"That would suggest that our numbers are well down on what they were the year before, by more than half," Ruddock told Reuters in an interview late on Tuesday. "It's because we have taken a strong position in a number of ways."
Australia, a vast island continent twice the size of India but with just 19 million people compared with the subcontinent's billion, saw a sharp influx of asylum seekers over the past two years as it became a hot target for people-smuggling gangs.
Scores of Iraqi and Afghan migrants were travelling to Indonesia and being packed on decrepit boats for the perilous sea voyage down to islands and reefs off northern Australia, and local newspapers screamed about the "invading hordes."
Alarmed, the conservative government of Prime Minister John Howard tried to lock the doors.
It created a new temporary asylum, locked undocumented arrivals up in camps, went on a publicity blitz in the Middle East to warn against using smugglers and filmed a video of man-eating sharks offshore and deadly snakes on land.
It also went out to other countries to get local governments to help stem the flow, and to crack down on criminal groups making millions of dollars out of the people trade.
HONOURING OBLIGATIONS, BUT NO MORE
"What we have done is to ensure that we honour our international obligations but do no more," Ruddock said. Ruddock shrugs off cries of dismay from refugee groups, who see the government's hardline approach to illegal immigrants as a denial of decades of Australian generosity to people in need.
Rights groups deplore the government's line that there are "good refugees" who apply through the United Nations for asylum, and "bad refugees" who try to jump the queues.

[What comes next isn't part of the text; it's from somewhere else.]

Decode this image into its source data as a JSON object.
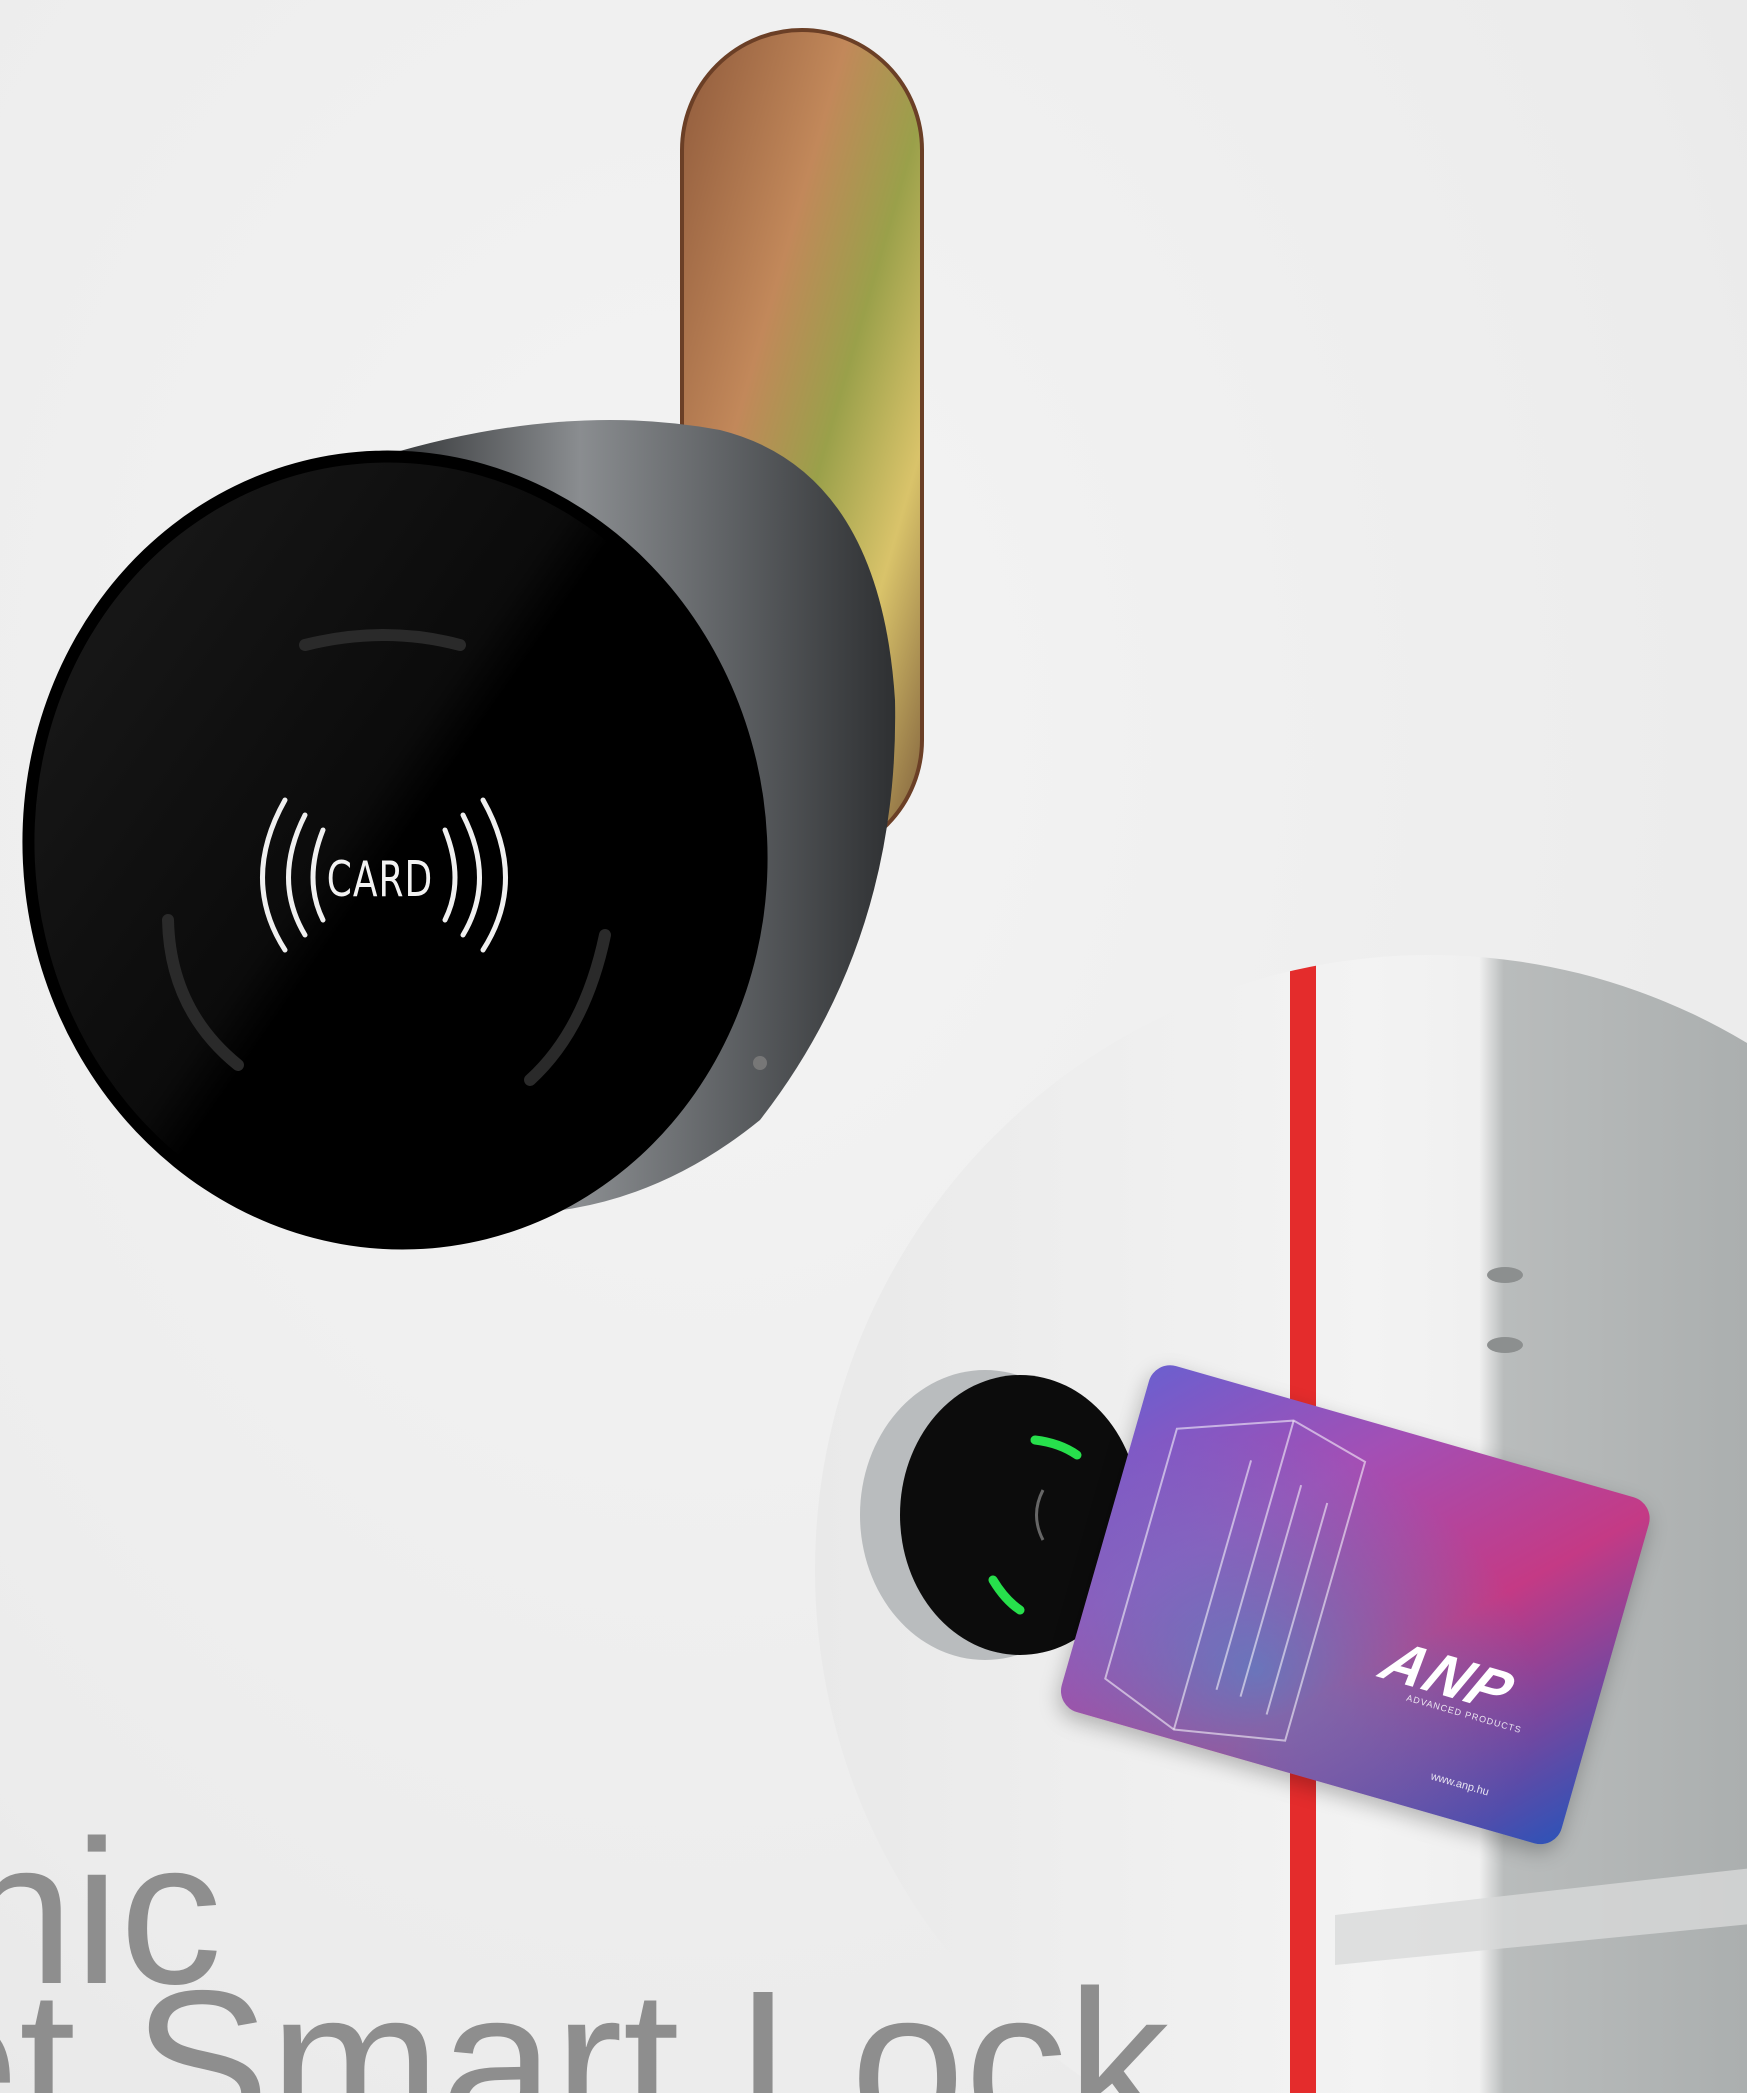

Since World War Two, Australia has welcomed Jews facing persecution, Eastern Europeans fleeing Communism, war refugees from Vietnam and most recently, Kosovars from the Balkans.
"Australia was always seen as the good guy on the block. Now it's turning out to be the pariah," said Margaret Piper of the Refugee Council of Australia.
But Ruddock, who bears the brunt of the outrage, insisted Australia was "not against refugees, not against immigration".
"Ours is not a policy to stop people moving," he said. "It's about ensuring that those people meet your criteria, where there are many more than you can actually accommodate wanting to come."
Canberra was also determined to stop ruthless smugglers making a fortune out of people seeking a new home.
Foreigners who wanted to come to Australia should apply through the United Nations High Commissioner for Refugees for resettlement. Australia is one of the leading resettlement nations for the UNHCR, accepting around 10,000 refugees a year.
DETENTION WILL STAY
Ruddock also defended the policy of mandatory detention for undocumented arrivals, including women and children. He said the government had every right to jail asylum seekers until their cases were decided. Otherwise they would disappear.
Recent tensions in the camps, located in remote deserts around western and southern Australia, were only to be expected given that many detainees had already been processed and were being held for deportation, and others were losing hope.
Calls for inquiries following allegations of abuse by guards, and after a series of riots, were largely "self-serving."
"They tend to be allegations designed to put the system under pressure," Ruddock said.